July 2, 2022
  • July 2, 2022

Scams target military families around Memorial Day

By on March 11, 2021 0

Through Gitte Laasby with Sentinel magazine

For most people, Remembrance Day is a time to honor those who serve and to commemorate those who died in the war. But it has also become a key opportunity for scammers to target those who serve or have served their nation, especially senior veterans, warns the Wisconsin Better Business Bureau.

Among the scams targeting members of the service and veterans:

  • High prices of military loans: Loan ads that promise a guarantee, immediate approval, or no credit check often contain hidden fees and very high interest rates. “Remember that legitimate lenders will never guarantee a loan before applying, and loans that require an upfront payment are likely a scam,” said the BBB.
  • Veteran’s Allowance Redemption Plans: Offer a cash payment in exchange for future benefits or disability pension payments to a veteran. The amount of cash is only around 30% to 40% of what a veteran is entitled to. Redemption plans can be structured in several different ways, so do research carefully before signing anything, says BBB.
  • Fake Properties for Rent: Stolen photos of legal rental properties are used in ads promising military discounts and other incentives. Service members will need to pay a bank transfer fee for security or key to the property. After all, they won’t get anything, says BBB.
  • Fake jury summons: A scammer calls, claiming to work for the local judicial system, and states that a member of the service has not appeared on the jury and now has an arrest warrant. When the victim says they never got a summons, the caller will ask for a credit card number or social security number to clear up the matter.
  • Misleading car sales: Websites that publish classified ads sometimes offer false discounts to military personnel or claim to come from soldiers who need to sell their vehicle quickly because they have been deployed. Prepayments will be required by bank transfer otherwise the vehicle will have problems after purchase.
  • Expensive life insurance policies Military members are often the target of aggressive sales offers that offer unnecessary, expensive life insurance policies. Attorneys may make false statements about the benefits this policy offers.

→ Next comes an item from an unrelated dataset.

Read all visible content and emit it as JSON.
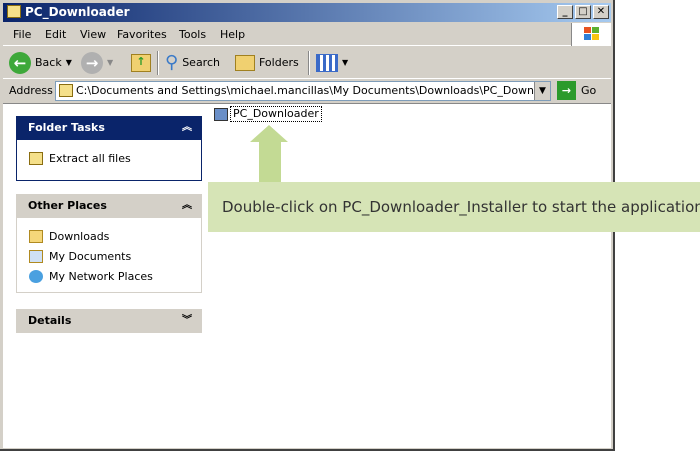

BBB encourages consumers to do their research and obtain as much information as possible about the company or charity before paying. You can check out the company’s BBB business review or charity report.

Don’t give money to anyone you don’t know. Money sent via wire transfer is virtually impossible to trace. Pay with your credit card whenever possible to easily dispute charges.

After implementation, include an “active business alert” in your credit reports. Doing so will minimize the risk of identity theft as creditors and companies cannot issue or grant credit until they have verified their identity.

Military line BBB, the military arm of the Better Business Bureau, offers free resources such as financial information, access to BBB services and fraud alerts, and complaints and dispute resolution to all U.S. military branches.

About Gitte Laasby

Gitte Laasby is a Public Investigator for the Milwaukee Journal Sentinel. He studies government and consumer affairs.